Staff Photo: Brendan Sullivan Lanier's Marty Sanders grabbed 46 passes for 1,022 yards this season helping the Longhorns to a 5-5 finish in their first full varsity season.

Staff Photo: Brendan Sullivan Lanier's Marty Sanders grabbed 46 passes for 1,022 yards this season helping the Longhorns to a 5-5 finish in their first full varsity season.

Aside from a season as a defensive end when he was 10, Marty Sanders didn't play any organized football growing up.

Well, at least football organized by grownups.

In his neighborhood in Selma, Ala., Sanders joined his friends for pickup football games at a local church. They didn't have pads, but they still tackled. As Sanders tells it, they mostly tried to tackle him.

"They couldn't get me, I was really fast," Sanders said.

These fields helped Sanders find his identity and cultivated his love for football.

He didn't play any other sports, even in his two years at Southside High School (Ala.) before he came to Sugar Hill and joined the Lanier program.

"No one knew me until I started playing football," Sanders said. "They started calling me spark plug because I have an ignition in me."

He showed that ignition this season with the Longhorns, catching 46 passes for 1,022 yards and eight touchdowns. He caught most of his balls on screens and hot routes and used his size and speed to break tackles. He loves breaking tackles.

"I try to never let one guy stop me," he said. "I think it's easier if you stay up as (long) as you can. If you let one guy stop you it's not going to be good for you."

And that mentality worked well for Lanier and for Sanders.
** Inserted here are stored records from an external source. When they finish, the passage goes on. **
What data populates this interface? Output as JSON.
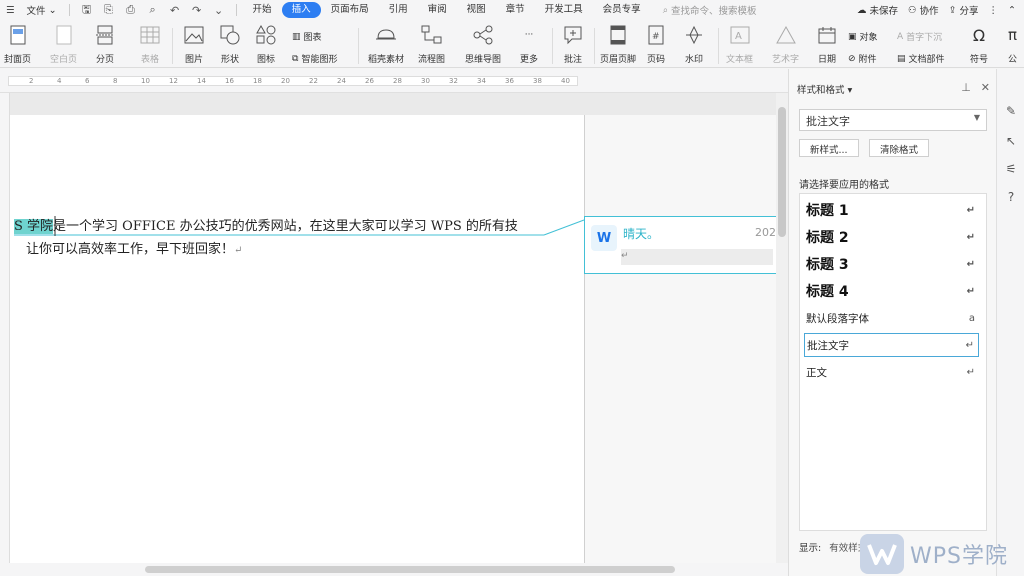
{
  "menubar": {
    "file": "文件",
    "tabs": [
      "开始",
      "插入",
      "页面布局",
      "引用",
      "审阅",
      "视图",
      "章节",
      "开发工具",
      "会员专享"
    ],
    "active_tab": "插入",
    "search_placeholder": "查找命令、搜索模板",
    "unsaved": "未保存",
    "collab": "协作",
    "share": "分享"
  },
  "ribbon": {
    "cover": "封面页",
    "blank_page": "空白页",
    "page_break": "分页",
    "table": "表格",
    "picture": "图片",
    "shape": "形状",
    "icon": "图标",
    "chart": "图表",
    "smart_art": "智能图形",
    "stock": "稻壳素材",
    "flowchart": "流程图",
    "mindmap": "思维导图",
    "more": "更多",
    "comment": "批注",
    "header_footer": "页眉页脚",
    "page_number": "页码",
    "watermark": "水印",
    "textbox": "文本框",
    "wordart": "艺术字",
    "date": "日期",
    "object": "对象",
    "attachment": "附件",
    "dropcap": "首字下沉",
    "doc_parts": "文档部件",
    "symbol": "符号",
    "formula": "公"
  },
  "ruler": {
    "ticks": [
      "2",
      "4",
      "6",
      "8",
      "10",
      "12",
      "14",
      "16",
      "18",
      "20",
      "22",
      "24",
      "26",
      "28",
      "30",
      "32",
      "34",
      "36",
      "38",
      "40"
    ]
  },
  "document": {
    "highlight": "S 学院",
    "line1_rest": "是一个学习 OFFICE 办公技巧的优秀网站，在这里大家可以学习 WPS 的所有技",
    "line2": "让你可以高效率工作，早下班回家！",
    "para_mark": "↵"
  },
  "comment": {
    "author": "晴天。",
    "date": "202",
    "para_mark": "↵",
    "avatar": "W"
  },
  "panel": {
    "title": "样式和格式",
    "current_style": "批注文字",
    "new_style": "新样式...",
    "clear_format": "清除格式",
    "choose_label": "请选择要应用的格式",
    "styles": [
      {
        "name": "标题  1",
        "mark": "↵"
      },
      {
        "name": "标题  2",
        "mark": "↵"
      },
      {
        "name": "标题  3",
        "mark": "↵"
      },
      {
        "name": "标题  4",
        "mark": "↵"
      },
      {
        "name": "默认段落字体",
        "mark": "a"
      },
      {
        "name": "批注文字",
        "mark": "↵"
      },
      {
        "name": "正文",
        "mark": "↵"
      }
    ],
    "show_label": "显示:",
    "show_value": "有效样式"
  },
  "watermark": {
    "text": "WPS学院"
  },
  "colors": {
    "accent": "#2d7ef2",
    "highlight": "#6fd3cf",
    "comment_border": "#43c0d6"
  }
}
Sanders came to Sugar Hill to escape what he calls "a bad situation" in Alabama. He moved to Georgia alone at first and lived with his aunt. His mother and two sisters soon followed. He arrived at Lanier with little expectations. He grew with the Longhorns program, the two benefitting from each other.
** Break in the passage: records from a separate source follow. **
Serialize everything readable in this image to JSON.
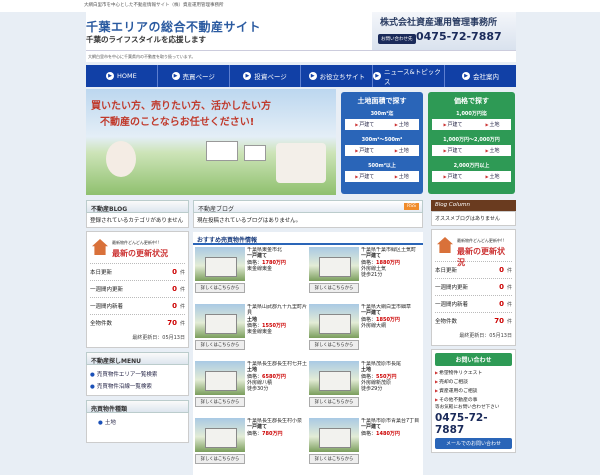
{
  "topbar": {
    "text": "大網白里市を中心とした不動産情報サイト（株）資産運用管理事務所"
  },
  "header": {
    "title": "千葉エリアの総合不動産サイト",
    "subtitle": "千葉のライフスタイルを応援します",
    "company": "株式会社資産運用管理事務所",
    "contact_label": "お問い合わせ先",
    "phone": "0475-72-7887"
  },
  "subbar": {
    "text": "大網白里市を中心に千葉県内の不動産を取り扱っています。"
  },
  "nav": [
    {
      "label": "HOME"
    },
    {
      "label": "売買ページ"
    },
    {
      "label": "投資ページ"
    },
    {
      "label": "お役立ちサイト"
    },
    {
      "label": "ニュース&トピックス"
    },
    {
      "label": "会社案内"
    }
  ],
  "hero": {
    "line1": "買いたい方、売りたい方、活かしたい方",
    "line2": "不動産のことならお任せください!"
  },
  "area_search": {
    "title": "土地面積で探す",
    "groups": [
      {
        "range": "300m²迄",
        "links": [
          "戸建て",
          "土地"
        ]
      },
      {
        "range": "300m²～500m²",
        "links": [
          "戸建て",
          "土地"
        ]
      },
      {
        "range": "500m²以上",
        "links": [
          "戸建て",
          "土地"
        ]
      }
    ]
  },
  "price_search": {
    "title": "価格で探す",
    "groups": [
      {
        "range": "1,000万円迄",
        "links": [
          "戸建て",
          "土地"
        ]
      },
      {
        "range": "1,000万円～2,000万円",
        "links": [
          "戸建て",
          "土地"
        ]
      },
      {
        "range": "2,000万円以上",
        "links": [
          "戸建て",
          "土地"
        ]
      }
    ]
  },
  "left": {
    "blog_head": "不動産BLOG",
    "blog_text": "登録されているカテゴリがありません",
    "rank_sub": "最新物件どんどん更新中!!",
    "rank_title": "最新の更新状況",
    "stats": [
      {
        "label": "本日更新",
        "value": "0",
        "unit": "件"
      },
      {
        "label": "一週間内更新",
        "value": "0",
        "unit": "件"
      },
      {
        "label": "一週間内新着",
        "value": "0",
        "unit": "件"
      },
      {
        "label": "全物件数",
        "value": "70",
        "unit": "件"
      }
    ],
    "update": "最終更新日：05月13日",
    "menu_head": "不動産探しMENU",
    "menu_items": [
      "売買物件エリア一覧検索",
      "売買物件沿線一覧検索"
    ],
    "types_head": "売買物件種類",
    "type_item": "土地"
  },
  "center": {
    "blog_head": "不動産ブログ",
    "rss": "RSS",
    "blog_text": "現在投稿されているブログはありません。",
    "props_head": "おすすめ売買物件情報",
    "btn": "詳しくはこちらから",
    "props": [
      {
        "addr": "千葉県東金市北",
        "type": "一戸建て",
        "price_label": "価格：",
        "price": "1780万円",
        "line": "東金線東金"
      },
      {
        "addr": "千葉県千葉市緑区土気町",
        "type": "一戸建て",
        "price_label": "価格：",
        "price": "1880万円",
        "line": "外房線土気",
        "walk": "徒歩21分"
      },
      {
        "addr": "千葉県山武郡九十九里町片貝",
        "type": "土地",
        "price_label": "価格：",
        "price": "1550万円",
        "line": "東金線東金"
      },
      {
        "addr": "千葉県大網白里市細草",
        "type": "一戸建て",
        "price_label": "価格：",
        "price": "1850万円",
        "line": "外房線大網"
      },
      {
        "addr": "千葉県長生郡長生村七井土",
        "type": "土地",
        "price_label": "価格：",
        "price": "6580万円",
        "line": "外房線八積",
        "walk": "徒歩30分"
      },
      {
        "addr": "千葉県茂原市長尾",
        "type": "土地",
        "price_label": "価格：",
        "price": "550万円",
        "line": "外房線新茂原",
        "walk": "徒歩29分"
      },
      {
        "addr": "千葉県長生郡長生村小泉",
        "type": "一戸建て",
        "price_label": "価格：",
        "price": "780万円",
        "line": ""
      },
      {
        "addr": "千葉県市原市青葉台7丁目",
        "type": "一戸建て",
        "price_label": "価格：",
        "price": "1480万円",
        "line": ""
      }
    ]
  },
  "right": {
    "blog_head": "Blog Column",
    "blog_text": "オススメブログはありません",
    "rank_sub": "最新物件どんどん更新中!!",
    "rank_title": "最新の更新状況",
    "stats": [
      {
        "label": "本日更新",
        "value": "0",
        "unit": "件"
      },
      {
        "label": "一週間内更新",
        "value": "0",
        "unit": "件"
      },
      {
        "label": "一週間内新着",
        "value": "0",
        "unit": "件"
      },
      {
        "label": "全物件数",
        "value": "70",
        "unit": "件"
      }
    ],
    "update": "最終更新日：05月13日",
    "inquiry_title": "お問い合わせ",
    "inquiry_items": [
      "希望物件リクエスト",
      "売却のご相談",
      "資産運用のご相談",
      "その他不動産の事"
    ],
    "inquiry_note": "等お気軽にお問い合わせ下さい",
    "phone": "0475-72-7887",
    "mail": "メールでのお問い合わせ"
  }
}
"If the coaches know you can do better, they are going to keep pushing you and pushing you," Sanders said. "And from last year, we just tried to get better and better."
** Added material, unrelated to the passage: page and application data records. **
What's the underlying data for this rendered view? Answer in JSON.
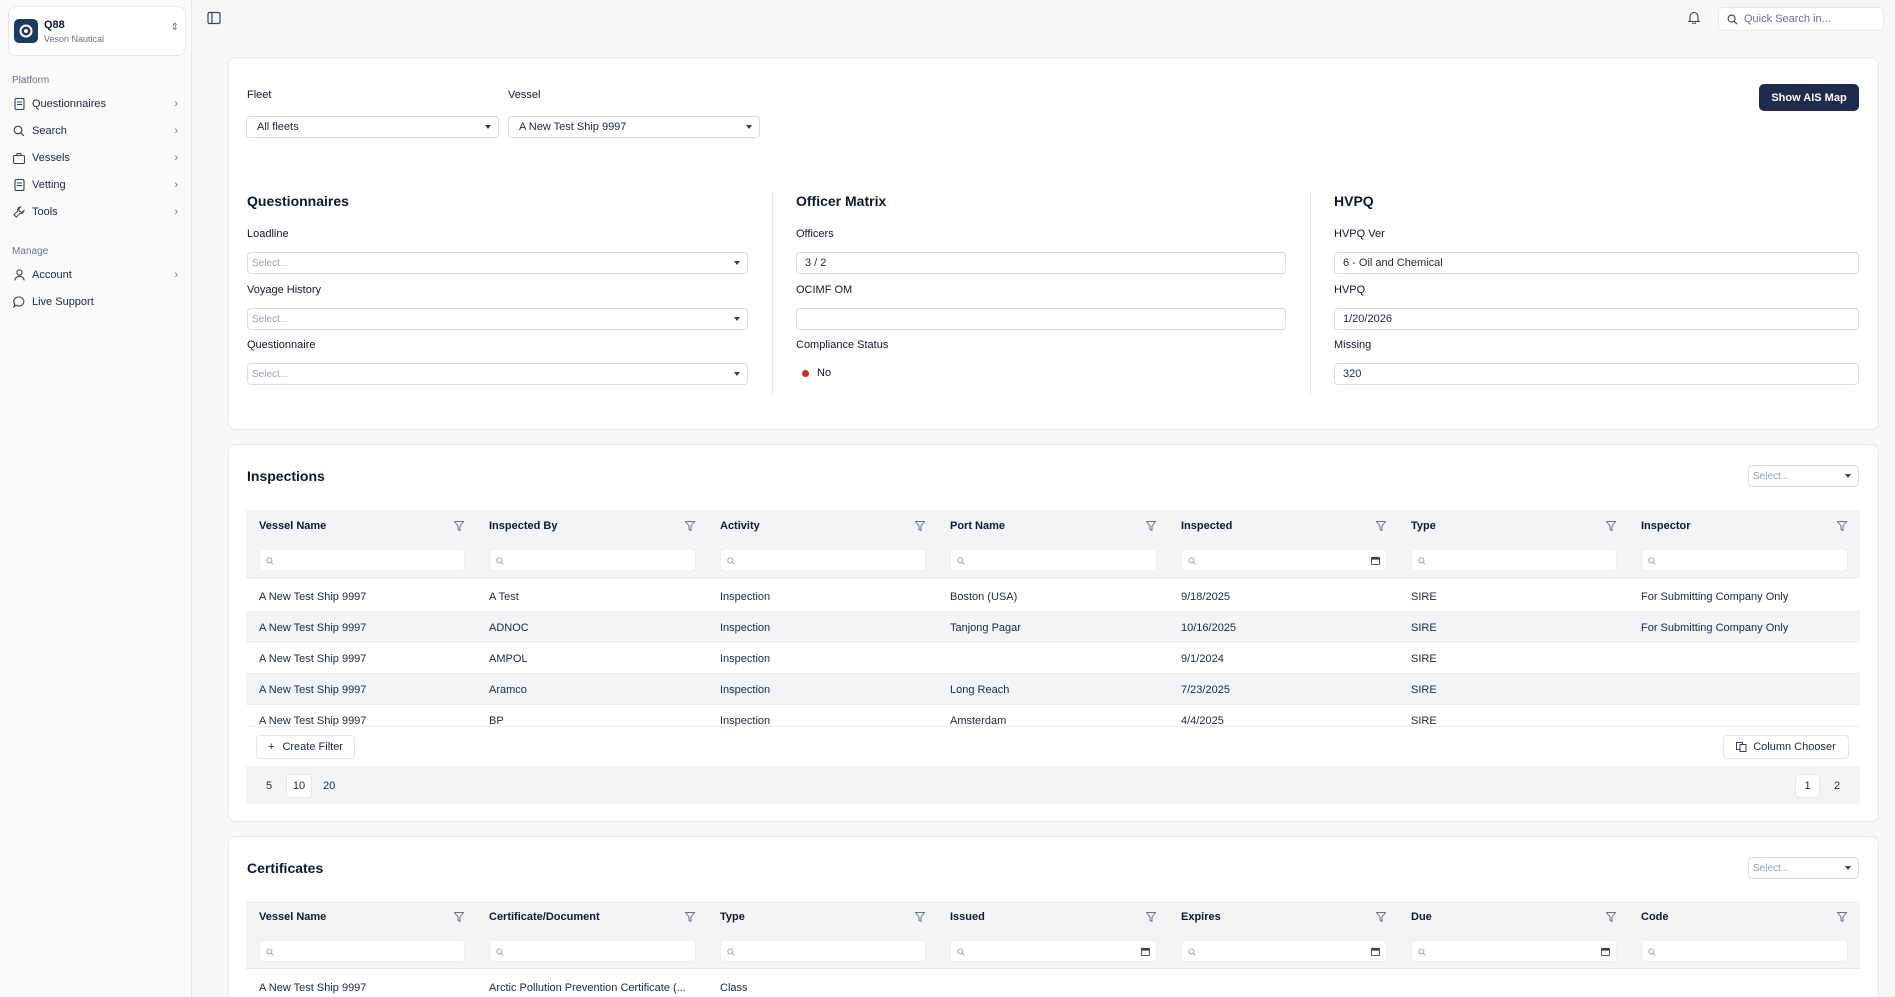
{
  "org": {
    "name": "Q88",
    "subtitle": "Veson Nautical"
  },
  "sidebar": {
    "platform_label": "Platform",
    "platform_items": [
      {
        "label": "Questionnaires",
        "icon": "document-icon"
      },
      {
        "label": "Search",
        "icon": "search-icon"
      },
      {
        "label": "Vessels",
        "icon": "briefcase-icon"
      },
      {
        "label": "Vetting",
        "icon": "document-icon"
      },
      {
        "label": "Tools",
        "icon": "wrench-icon"
      }
    ],
    "manage_label": "Manage",
    "manage_items": [
      {
        "label": "Account",
        "icon": "user-icon"
      },
      {
        "label": "Live Support",
        "icon": "chat-icon"
      }
    ]
  },
  "topbar": {
    "search_placeholder": "Quick Search in..."
  },
  "filters": {
    "fleet_label": "Fleet",
    "fleet_value": "All fleets",
    "vessel_label": "Vessel",
    "vessel_value": "A New Test Ship 9997",
    "ais_button": "Show AIS Map"
  },
  "questionnaires": {
    "title": "Questionnaires",
    "loadline_label": "Loadline",
    "loadline_placeholder": "Select...",
    "voyage_label": "Voyage History",
    "voyage_placeholder": "Select...",
    "questionnaire_label": "Questionnaire",
    "questionnaire_placeholder": "Select..."
  },
  "officer_matrix": {
    "title": "Officer Matrix",
    "officers_label": "Officers",
    "officers_value": "3 / 2",
    "ocimf_label": "OCIMF OM",
    "ocimf_value": "",
    "compliance_label": "Compliance Status",
    "compliance_value": "No",
    "compliance_color": "#dc2626"
  },
  "hvpq": {
    "title": "HVPQ",
    "ver_label": "HVPQ Ver",
    "ver_value": "6 - Oil and Chemical",
    "hvpq_label": "HVPQ",
    "hvpq_value": "1/20/2026",
    "missing_label": "Missing",
    "missing_value": "320"
  },
  "inspections": {
    "title": "Inspections",
    "select_placeholder": "Select...",
    "columns": [
      "Vessel Name",
      "Inspected By",
      "Activity",
      "Port Name",
      "Inspected",
      "Type",
      "Inspector"
    ],
    "rows": [
      [
        "A New Test Ship 9997",
        "A Test",
        "Inspection",
        "Boston (USA)",
        "9/18/2025",
        "SIRE",
        "For Submitting Company Only"
      ],
      [
        "A New Test Ship 9997",
        "ADNOC",
        "Inspection",
        "Tanjong Pagar",
        "10/16/2025",
        "SIRE",
        "For Submitting Company Only"
      ],
      [
        "A New Test Ship 9997",
        "AMPOL",
        "Inspection",
        "",
        "9/1/2024",
        "SIRE",
        ""
      ],
      [
        "A New Test Ship 9997",
        "Aramco",
        "Inspection",
        "Long Reach",
        "7/23/2025",
        "SIRE",
        ""
      ],
      [
        "A New Test Ship 9997",
        "BP",
        "Inspection",
        "Amsterdam",
        "4/4/2025",
        "SIRE",
        ""
      ]
    ],
    "create_filter": "Create Filter",
    "column_chooser": "Column Chooser",
    "page_sizes": [
      "5",
      "10",
      "20"
    ],
    "pages": [
      "1",
      "2"
    ]
  },
  "certificates": {
    "title": "Certificates",
    "select_placeholder": "Select...",
    "columns": [
      "Vessel Name",
      "Certificate/Document",
      "Type",
      "Issued",
      "Expires",
      "Due",
      "Code"
    ],
    "rows": [
      [
        "A New Test Ship 9997",
        "Arctic Pollution Prevention Certificate (...",
        "Class",
        "",
        "",
        "",
        ""
      ]
    ]
  }
}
In the team's first full varsity schedule, the Longhorns finished 5-5, at one point ripping off three straight wins and ending the season winning two straight.

Sanders played a big part in the quick success, and just like in his old neighborhood used football to make his statement.

"Everybody at the school are really nice," Sanders said. "We talk smack to each other, just like a family. It's been easy and it's been really good."

A self-described "comedian" away from the field. Sanders brings a different attitude when he straps on a helmet. It's how he doesn't let one player bring him down.

"When I am on the field, I am more aggressive. Off the field, I joke around a lot," Sanders said. "I don't know what it is, I have a lot of ambition and it helps a lot. You can't go up against someone begin scared. You have to have a lot of ambition."

Sanders wants to play football in college, but is still weighing his options. But he knows how to make a name for himself and football always plays a role.

"I just want to play football," he said.